ISLAMABAD - The National Accountability Bureau (NAB) has initiated investigation against former executives of National Bank of Pakistan (NBP) for purchasing Core Banking Solution(CBS) at exorbitant rates; thus committing an offence cognisable under the NAB ordinance, documents available with The Nation reveal.
Reportedly, the CBS system was purchased for $71 million while its market price was just $17.5 million. According to NAB’s letter, the Financial Crimes Investigation Wing of NAB Sindh has sought all relevant record since 2003 from NBP’s legal head.
CBS is a banking service provided by a group of networked branches where customers may access their accounts and perform basic transactions from any of the member branch offices. CBS, comprising specially designed software and hardware, are new jargon frequently used in banking circles.
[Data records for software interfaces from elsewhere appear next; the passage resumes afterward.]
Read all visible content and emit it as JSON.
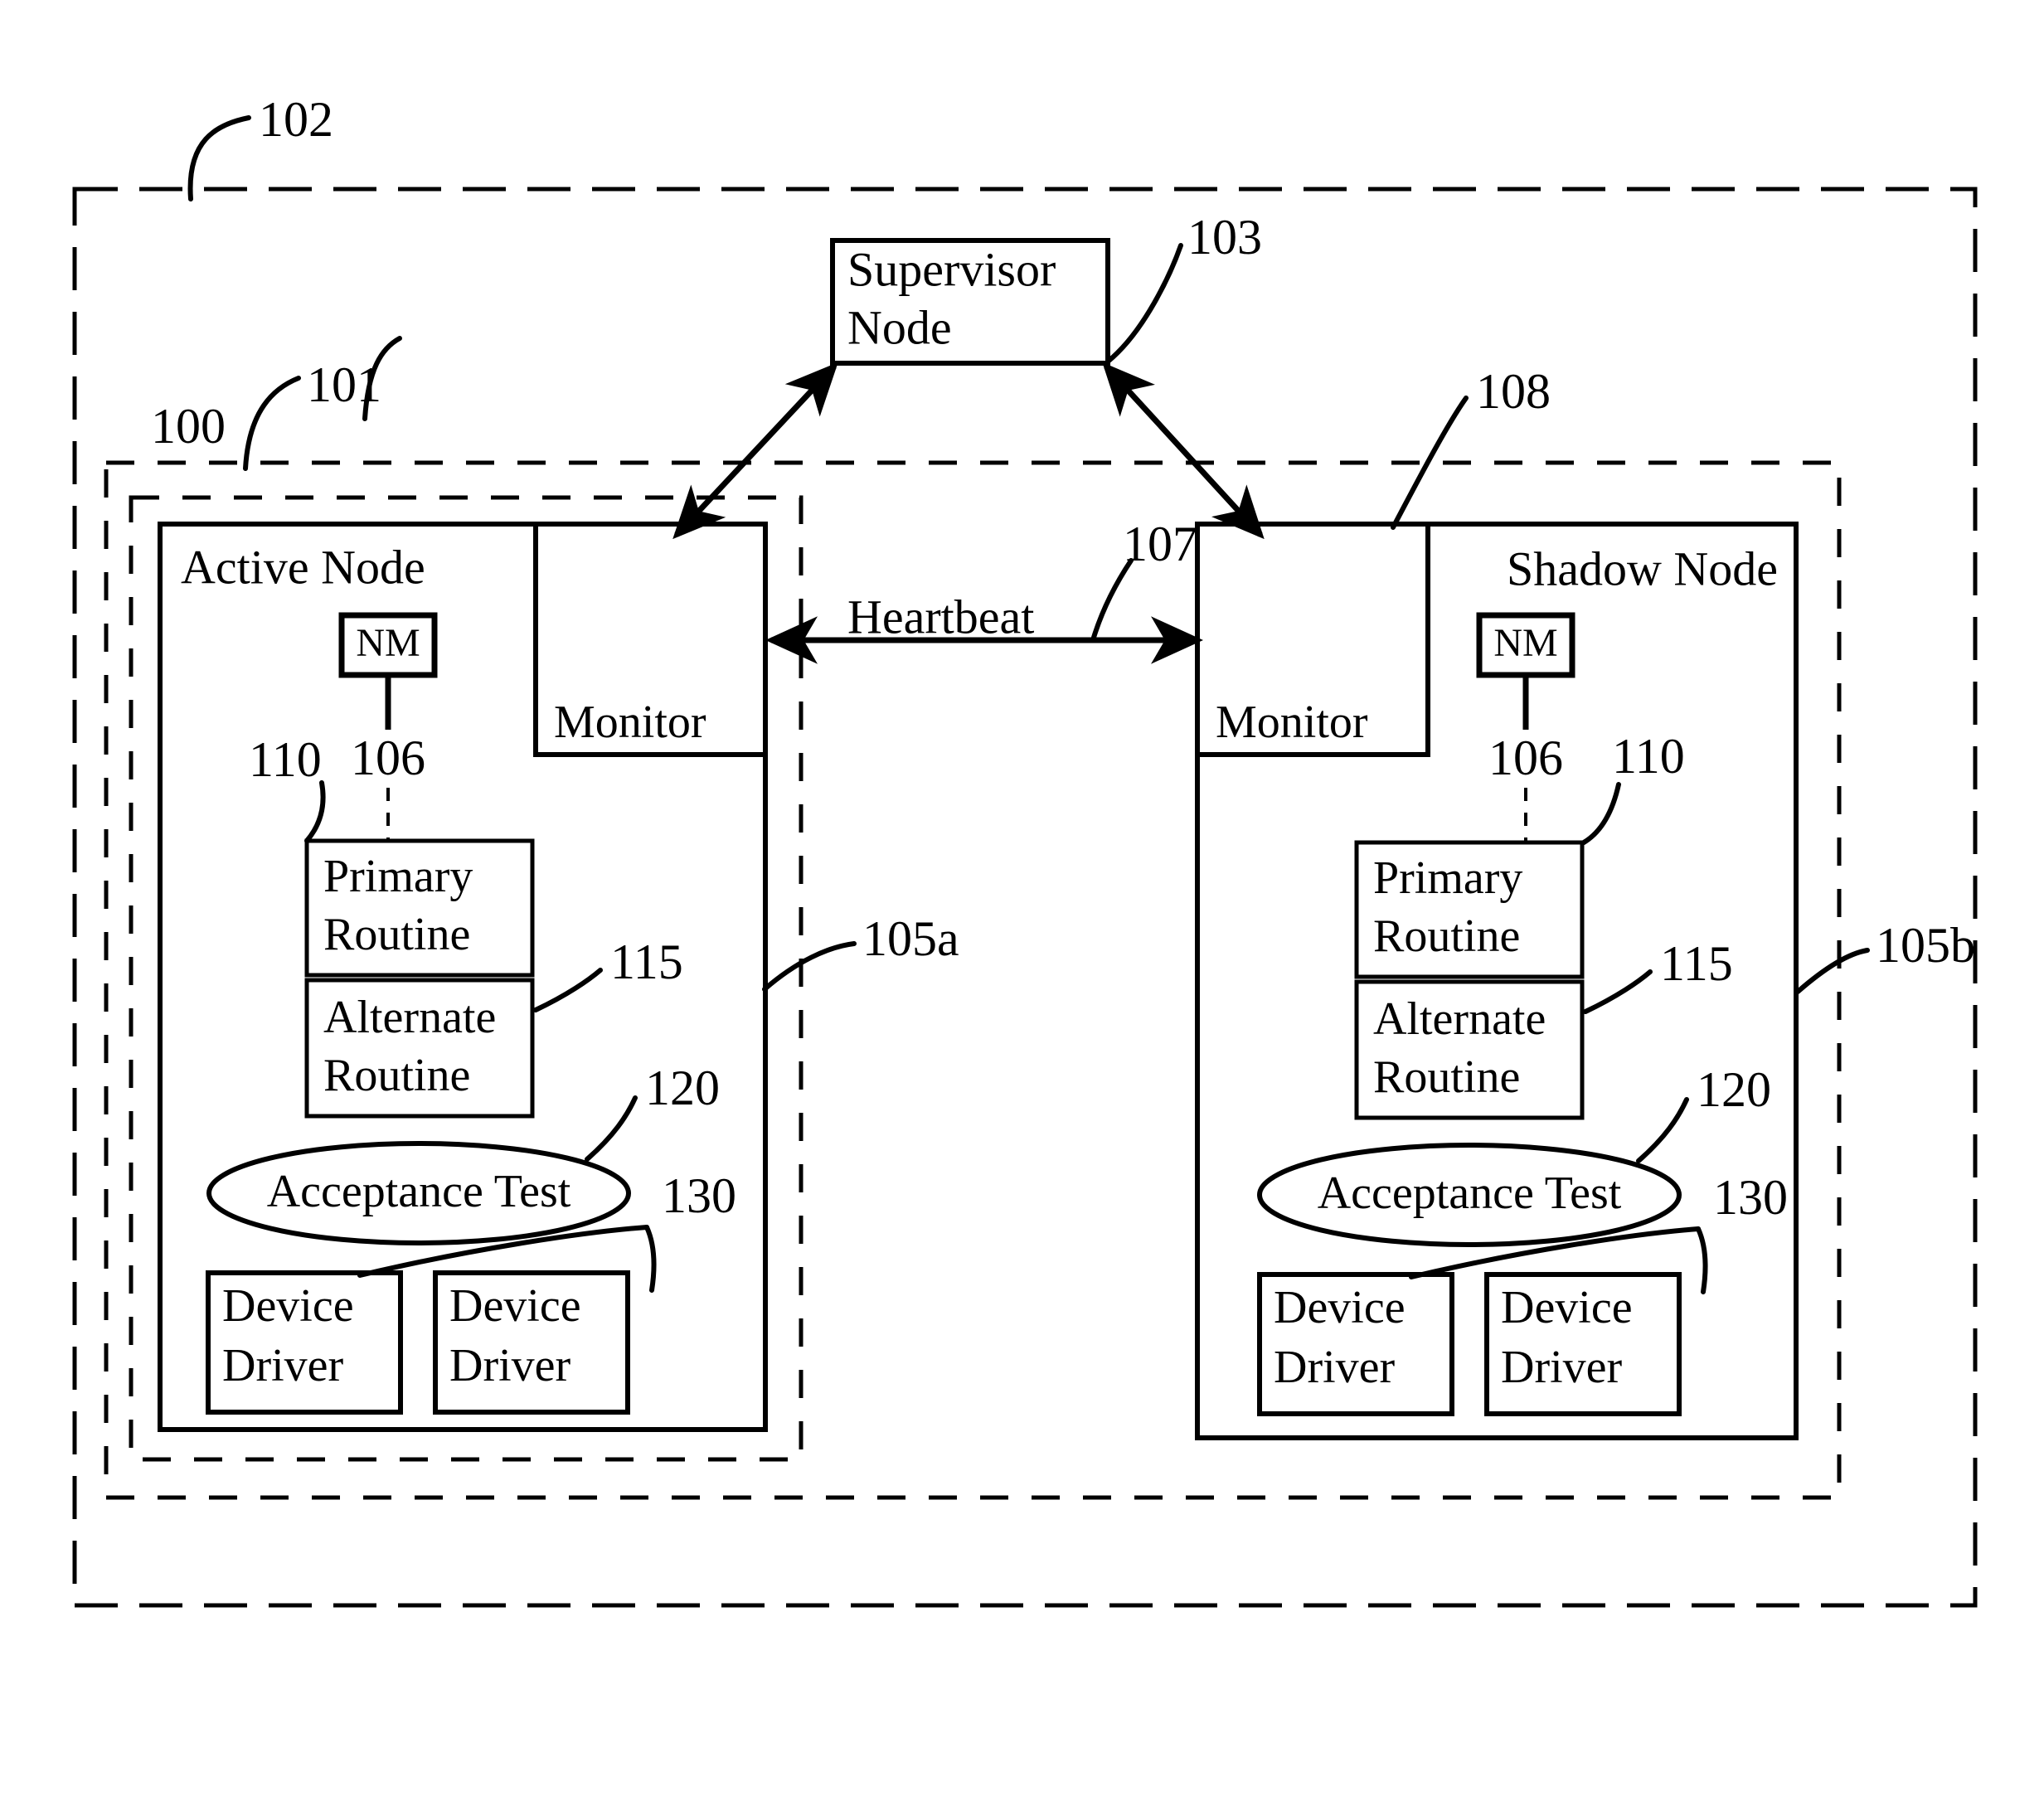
{
  "figure": {
    "supervisor": {
      "line1": "Supervisor",
      "line2": "Node",
      "ref": "103"
    },
    "outer_boundary_ref": "102",
    "system_ref": "100",
    "cluster_ref": "101",
    "heartbeat_label": "Heartbeat",
    "heartbeat_ref": "107",
    "active": {
      "title": "Active Node",
      "boundary_ref": "105a",
      "nm_label": "NM",
      "nm_ref": "106",
      "monitor_label": "Monitor",
      "primary_line1": "Primary",
      "primary_line2": "Routine",
      "primary_ref": "110",
      "alternate_line1": "Alternate",
      "alternate_line2": "Routine",
      "alternate_ref": "115",
      "acceptance_label": "Acceptance Test",
      "acceptance_ref": "120",
      "driver_ref": "130",
      "driver1_line1": "Device",
      "driver1_line2": "Driver",
      "driver2_line1": "Device",
      "driver2_line2": "Driver"
    },
    "shadow": {
      "title": "Shadow Node",
      "node_ref": "108",
      "boundary_ref": "105b",
      "nm_label": "NM",
      "nm_ref": "106",
      "monitor_label": "Monitor",
      "primary_line1": "Primary",
      "primary_line2": "Routine",
      "primary_ref": "110",
      "alternate_line1": "Alternate",
      "alternate_line2": "Routine",
      "alternate_ref": "115",
      "acceptance_label": "Acceptance Test",
      "acceptance_ref": "120",
      "driver_ref": "130",
      "driver1_line1": "Device",
      "driver1_line2": "Driver",
      "driver2_line1": "Device",
      "driver2_line2": "Driver"
    },
    "colors": {
      "ink": "#000000",
      "paper": "#ffffff"
    }
  }
}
The advancement in technology, especially Internet and information technology has led to new ways of doing business in banking. These technologies have cut down time, working simultaneously on different issues and increasing efficiency. The platform where communication technology and information technology are merged to suit core needs of banking is known as core banking solutions.
The NAB letter says that as the inquiry has revealed and evidence come out that offence regarding purchasing Core banking application at higher rates by NBP has been committed, therefore the competent authority directs “concerned officer to appear before Muhammad Nasir Shahzad Asst Director/IO at FCI Wing NAB (Sindh)”.
A petition was also filed in the Supreme Court in 2011 regarding CBS in which SBP’s observations were also made the base by which the bank management had confessed that the CBS was implemented in only one branch instead of 250 as promised. The petition had revealed that in the year 2002, the bank planned to acquire a “Core Banking Application” at total estimated cost of $17.5m–$2.5m for software and $15m for associated hardware. Under Section 33-B of NAB Ordinance 1999, all purchases of Rs50 million or above were required to be reported to NAB for obtaining mandatory clearance. Furthermore, a certificate was also required that all procurements procedure was followed.
The petition quoted SBP’s inspection report, dated 31-12-2010, which states that SBP team observed various irregularities in procurement/implementation of CBS. It was observed that at the time of initiation of project, neither the bank conducted any exercise on Business Process Reengineering nor was any selection criterion defined for the system in violation of BSD Circular No. 8 of 2005. Resultantly, after considerable lapse of time, the bank was considering to amend the existing contract with the vendor to run the core banking system on centralised basis instead of de-centralised mode. So far, the system had been implemented in only one branch, whereas the bank had paid $9.372m to the vendor. It may be mentioned here that the total cost of project (including the hardware) was estimated at $56m. The total payable to the vendor was approximately $18m out of which the bank had paid 90 percent of the licence fees at the outset, while $0.908 million was paid in October 2010 as an ad hoc payment.
As per the initial timelines of the project, 250 branches were to have the system installed by September 2010, which was subsequently amended as 100 branches by July 2011. On the contrary, CBS has been implemented in just one branch of the bank and even UAT (User acceptance testing) of that branch was not completed.”